Dataset entries:
BEGIN
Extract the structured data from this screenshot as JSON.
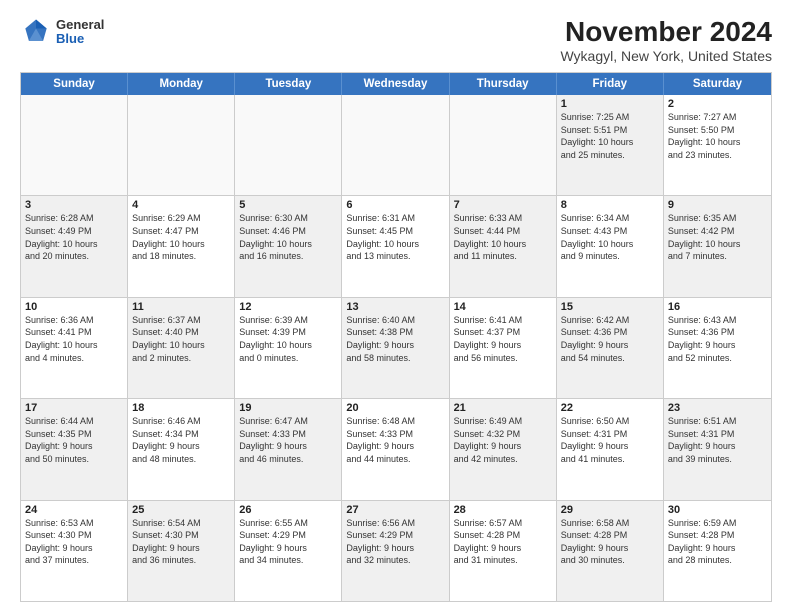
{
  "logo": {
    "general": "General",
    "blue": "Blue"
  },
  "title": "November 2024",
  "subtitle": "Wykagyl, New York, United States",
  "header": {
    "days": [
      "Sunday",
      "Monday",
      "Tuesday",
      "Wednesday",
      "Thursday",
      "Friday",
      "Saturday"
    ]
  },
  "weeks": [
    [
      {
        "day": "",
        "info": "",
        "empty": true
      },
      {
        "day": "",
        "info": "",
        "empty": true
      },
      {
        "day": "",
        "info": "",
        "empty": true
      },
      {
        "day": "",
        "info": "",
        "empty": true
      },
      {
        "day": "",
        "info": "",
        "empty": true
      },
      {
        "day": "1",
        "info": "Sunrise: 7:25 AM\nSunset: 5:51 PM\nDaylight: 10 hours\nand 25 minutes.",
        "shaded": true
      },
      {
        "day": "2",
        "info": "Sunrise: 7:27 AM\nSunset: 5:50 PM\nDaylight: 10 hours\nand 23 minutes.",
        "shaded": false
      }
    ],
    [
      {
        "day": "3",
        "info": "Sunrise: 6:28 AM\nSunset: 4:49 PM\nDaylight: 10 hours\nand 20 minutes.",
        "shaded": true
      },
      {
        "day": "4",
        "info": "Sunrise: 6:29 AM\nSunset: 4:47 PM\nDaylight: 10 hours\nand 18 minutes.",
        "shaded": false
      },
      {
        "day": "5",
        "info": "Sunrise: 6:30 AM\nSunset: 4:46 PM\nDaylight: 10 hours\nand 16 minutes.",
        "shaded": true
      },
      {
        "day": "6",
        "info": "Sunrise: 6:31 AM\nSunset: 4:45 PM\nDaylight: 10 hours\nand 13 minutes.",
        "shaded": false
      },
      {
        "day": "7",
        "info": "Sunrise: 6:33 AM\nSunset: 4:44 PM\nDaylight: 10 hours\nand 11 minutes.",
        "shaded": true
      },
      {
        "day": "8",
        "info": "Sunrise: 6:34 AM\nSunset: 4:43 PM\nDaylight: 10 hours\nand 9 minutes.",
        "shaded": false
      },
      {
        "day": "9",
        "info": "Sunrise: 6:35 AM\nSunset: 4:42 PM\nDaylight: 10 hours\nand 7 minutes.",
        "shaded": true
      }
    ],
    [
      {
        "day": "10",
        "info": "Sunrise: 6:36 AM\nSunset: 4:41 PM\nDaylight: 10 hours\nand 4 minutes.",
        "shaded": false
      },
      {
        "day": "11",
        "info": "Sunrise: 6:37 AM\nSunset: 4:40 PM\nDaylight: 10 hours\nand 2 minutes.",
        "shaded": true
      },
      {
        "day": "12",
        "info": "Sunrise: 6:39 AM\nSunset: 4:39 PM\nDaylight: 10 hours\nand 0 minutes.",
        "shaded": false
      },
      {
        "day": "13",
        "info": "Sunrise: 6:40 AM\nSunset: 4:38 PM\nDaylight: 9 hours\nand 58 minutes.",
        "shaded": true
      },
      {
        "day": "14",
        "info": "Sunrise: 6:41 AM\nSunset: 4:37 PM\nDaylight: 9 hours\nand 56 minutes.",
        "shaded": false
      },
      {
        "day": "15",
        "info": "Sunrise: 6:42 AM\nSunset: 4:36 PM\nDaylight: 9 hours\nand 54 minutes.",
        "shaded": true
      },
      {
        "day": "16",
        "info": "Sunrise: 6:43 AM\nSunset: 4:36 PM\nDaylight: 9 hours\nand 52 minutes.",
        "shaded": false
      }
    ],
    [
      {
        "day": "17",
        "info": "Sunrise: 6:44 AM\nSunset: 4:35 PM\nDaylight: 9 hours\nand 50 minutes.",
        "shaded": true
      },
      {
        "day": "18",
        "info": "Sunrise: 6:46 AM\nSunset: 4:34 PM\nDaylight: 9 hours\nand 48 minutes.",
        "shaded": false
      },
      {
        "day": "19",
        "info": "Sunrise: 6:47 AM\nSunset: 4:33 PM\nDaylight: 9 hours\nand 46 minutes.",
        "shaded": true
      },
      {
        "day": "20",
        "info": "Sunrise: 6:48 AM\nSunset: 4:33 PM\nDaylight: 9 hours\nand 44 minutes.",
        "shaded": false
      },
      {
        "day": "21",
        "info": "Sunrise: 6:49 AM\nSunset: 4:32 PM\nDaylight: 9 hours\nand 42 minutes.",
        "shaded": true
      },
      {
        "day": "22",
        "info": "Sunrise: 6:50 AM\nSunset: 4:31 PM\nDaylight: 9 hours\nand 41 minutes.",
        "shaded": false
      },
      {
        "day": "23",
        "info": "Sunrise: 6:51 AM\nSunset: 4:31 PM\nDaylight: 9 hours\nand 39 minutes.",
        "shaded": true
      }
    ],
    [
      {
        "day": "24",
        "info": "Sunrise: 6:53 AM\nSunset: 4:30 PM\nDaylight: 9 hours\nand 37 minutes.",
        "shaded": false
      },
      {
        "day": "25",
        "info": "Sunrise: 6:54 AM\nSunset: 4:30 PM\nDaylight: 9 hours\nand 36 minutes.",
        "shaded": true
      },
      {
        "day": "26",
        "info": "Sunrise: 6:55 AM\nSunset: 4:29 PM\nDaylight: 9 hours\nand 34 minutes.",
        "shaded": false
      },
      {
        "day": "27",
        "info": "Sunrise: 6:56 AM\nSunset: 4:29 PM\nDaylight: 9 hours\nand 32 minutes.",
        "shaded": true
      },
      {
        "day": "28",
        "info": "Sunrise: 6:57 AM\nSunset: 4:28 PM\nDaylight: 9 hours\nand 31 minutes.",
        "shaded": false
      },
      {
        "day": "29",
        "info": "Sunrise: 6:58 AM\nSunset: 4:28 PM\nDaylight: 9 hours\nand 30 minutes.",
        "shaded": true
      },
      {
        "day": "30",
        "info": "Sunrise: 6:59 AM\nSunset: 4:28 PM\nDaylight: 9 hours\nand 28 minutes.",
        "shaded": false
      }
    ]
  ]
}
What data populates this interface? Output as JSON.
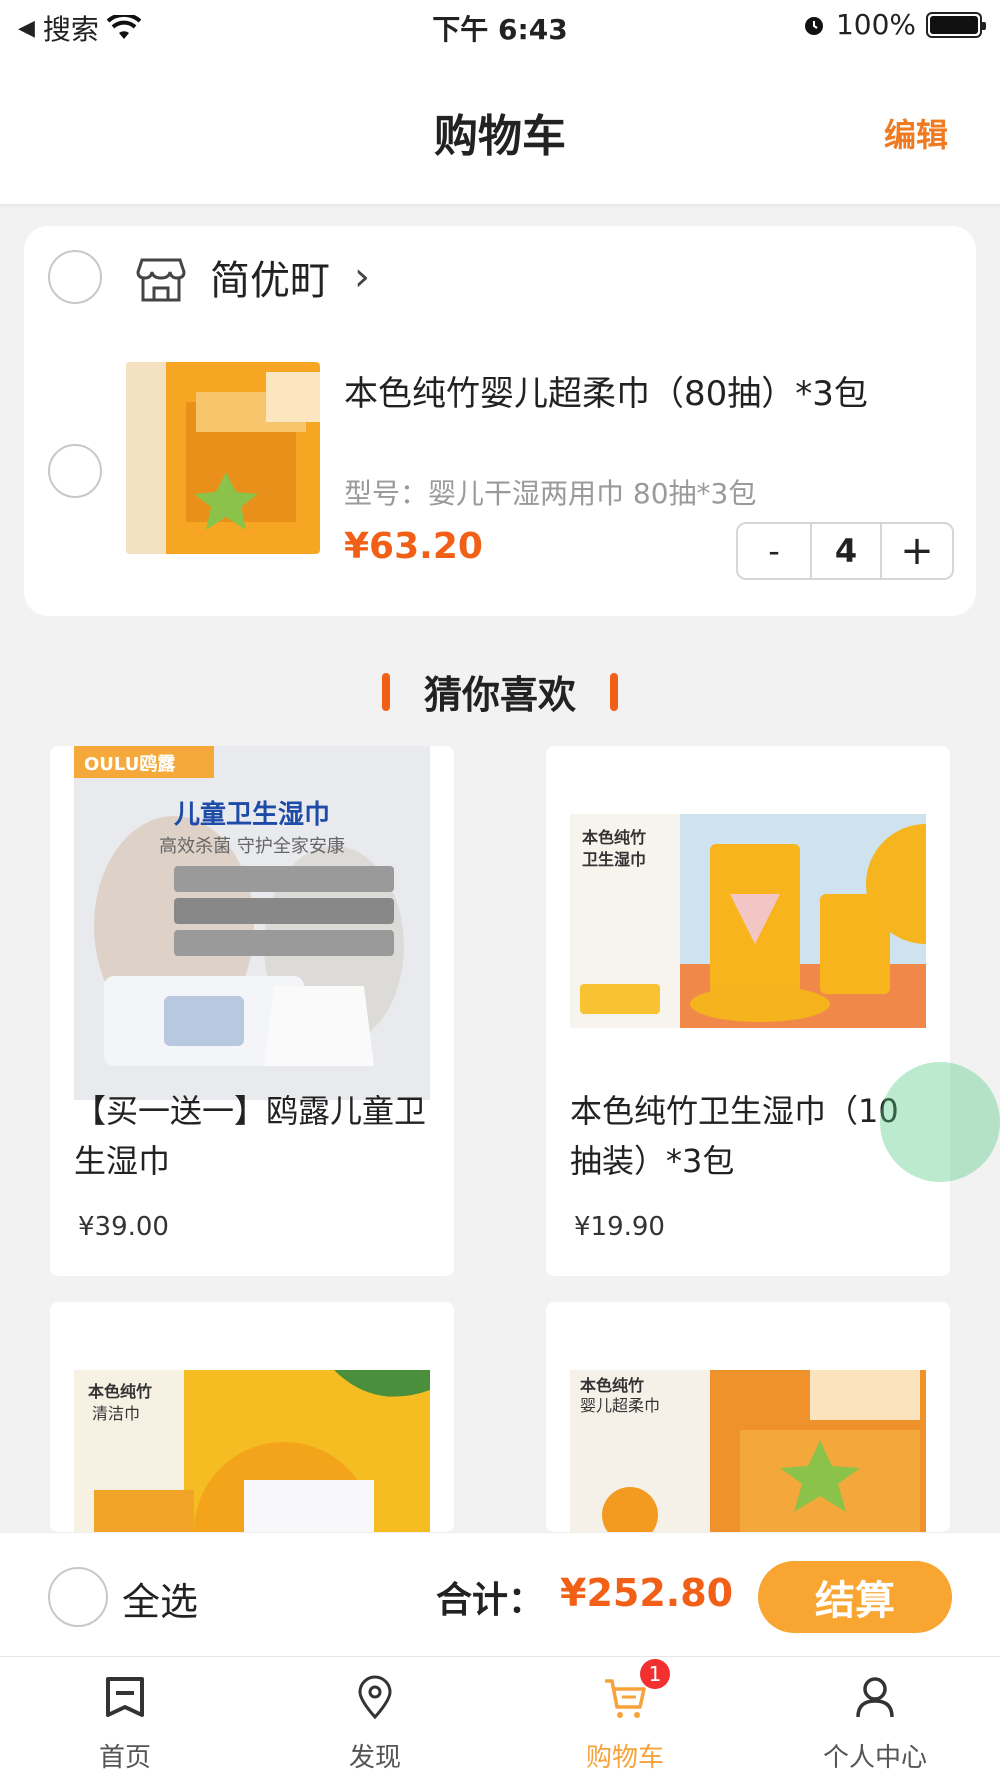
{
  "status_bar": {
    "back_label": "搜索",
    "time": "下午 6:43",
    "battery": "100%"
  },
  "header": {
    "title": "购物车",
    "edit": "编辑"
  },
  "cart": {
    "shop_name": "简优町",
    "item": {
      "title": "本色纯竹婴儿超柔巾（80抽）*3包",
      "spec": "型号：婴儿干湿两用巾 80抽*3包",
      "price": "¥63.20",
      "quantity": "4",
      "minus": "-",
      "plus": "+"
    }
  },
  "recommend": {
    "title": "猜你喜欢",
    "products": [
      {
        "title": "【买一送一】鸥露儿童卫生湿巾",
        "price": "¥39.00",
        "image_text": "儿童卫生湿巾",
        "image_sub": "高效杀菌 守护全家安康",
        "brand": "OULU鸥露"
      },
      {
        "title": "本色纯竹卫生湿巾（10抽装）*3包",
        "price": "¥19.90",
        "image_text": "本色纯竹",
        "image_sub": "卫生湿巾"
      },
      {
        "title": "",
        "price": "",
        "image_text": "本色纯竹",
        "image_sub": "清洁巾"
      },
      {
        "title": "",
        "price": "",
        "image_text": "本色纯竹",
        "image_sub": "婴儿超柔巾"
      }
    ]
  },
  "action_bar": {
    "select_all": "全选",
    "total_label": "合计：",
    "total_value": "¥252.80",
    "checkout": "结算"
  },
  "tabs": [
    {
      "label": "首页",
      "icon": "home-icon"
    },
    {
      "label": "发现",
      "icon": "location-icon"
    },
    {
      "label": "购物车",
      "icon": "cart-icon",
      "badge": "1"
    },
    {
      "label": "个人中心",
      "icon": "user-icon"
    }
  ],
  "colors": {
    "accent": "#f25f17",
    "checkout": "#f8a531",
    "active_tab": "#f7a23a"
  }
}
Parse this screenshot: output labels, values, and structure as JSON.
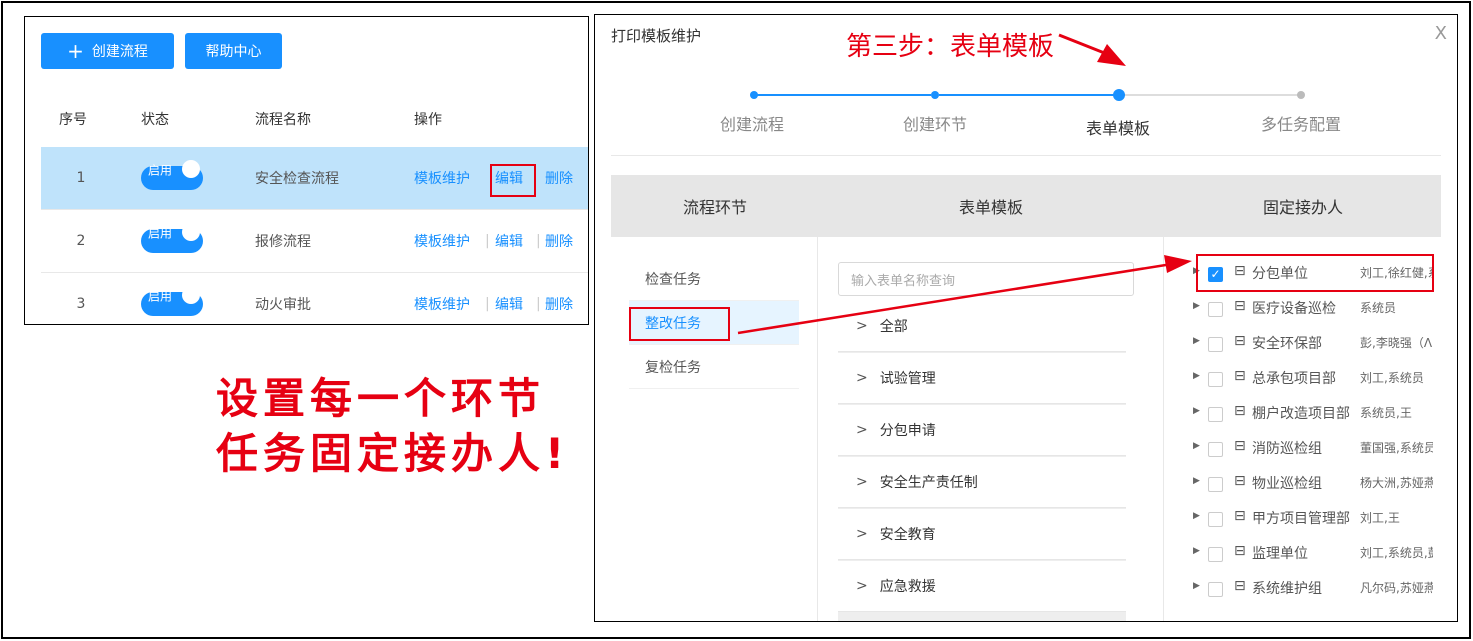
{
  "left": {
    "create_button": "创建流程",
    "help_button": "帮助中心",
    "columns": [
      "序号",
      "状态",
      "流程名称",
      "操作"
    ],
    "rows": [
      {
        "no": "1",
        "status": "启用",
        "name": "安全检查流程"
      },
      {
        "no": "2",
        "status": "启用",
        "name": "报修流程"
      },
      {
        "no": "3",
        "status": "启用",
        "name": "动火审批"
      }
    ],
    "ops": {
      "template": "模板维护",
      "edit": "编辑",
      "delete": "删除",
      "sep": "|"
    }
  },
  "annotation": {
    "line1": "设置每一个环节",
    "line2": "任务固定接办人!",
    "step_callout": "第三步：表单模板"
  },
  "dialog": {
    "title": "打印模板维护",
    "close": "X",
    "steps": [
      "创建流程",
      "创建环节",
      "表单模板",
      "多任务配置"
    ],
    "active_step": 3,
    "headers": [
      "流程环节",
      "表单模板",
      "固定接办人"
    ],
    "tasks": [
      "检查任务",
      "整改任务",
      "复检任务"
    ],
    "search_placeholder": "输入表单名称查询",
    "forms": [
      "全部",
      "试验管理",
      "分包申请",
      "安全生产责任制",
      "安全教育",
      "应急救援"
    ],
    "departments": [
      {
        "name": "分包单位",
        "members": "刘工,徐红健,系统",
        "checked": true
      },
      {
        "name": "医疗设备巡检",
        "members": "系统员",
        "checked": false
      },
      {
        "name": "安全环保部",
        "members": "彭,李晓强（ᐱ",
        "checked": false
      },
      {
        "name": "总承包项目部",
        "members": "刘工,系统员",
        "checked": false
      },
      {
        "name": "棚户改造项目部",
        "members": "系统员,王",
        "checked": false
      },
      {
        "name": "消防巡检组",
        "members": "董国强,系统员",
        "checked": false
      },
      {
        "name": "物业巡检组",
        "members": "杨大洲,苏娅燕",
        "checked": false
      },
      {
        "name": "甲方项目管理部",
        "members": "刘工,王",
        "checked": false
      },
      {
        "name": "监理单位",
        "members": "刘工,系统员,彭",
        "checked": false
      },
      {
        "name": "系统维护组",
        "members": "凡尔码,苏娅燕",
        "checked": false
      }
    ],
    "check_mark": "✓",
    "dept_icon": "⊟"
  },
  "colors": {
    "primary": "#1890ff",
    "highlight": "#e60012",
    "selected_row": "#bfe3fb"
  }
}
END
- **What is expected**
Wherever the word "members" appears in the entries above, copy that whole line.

- **Task response**
        "members": "刘工,徐红健,系统",
        "members": "系统员",
        "members": "彭,李晓强（ᐱ",
        "members": "刘工,系统员",
        "members": "系统员,王",
        "members": "董国强,系统员",
        "members": "杨大洲,苏娅燕",
        "members": "刘工,王",
        "members": "刘工,系统员,彭",
        "members": "凡尔码,苏娅燕",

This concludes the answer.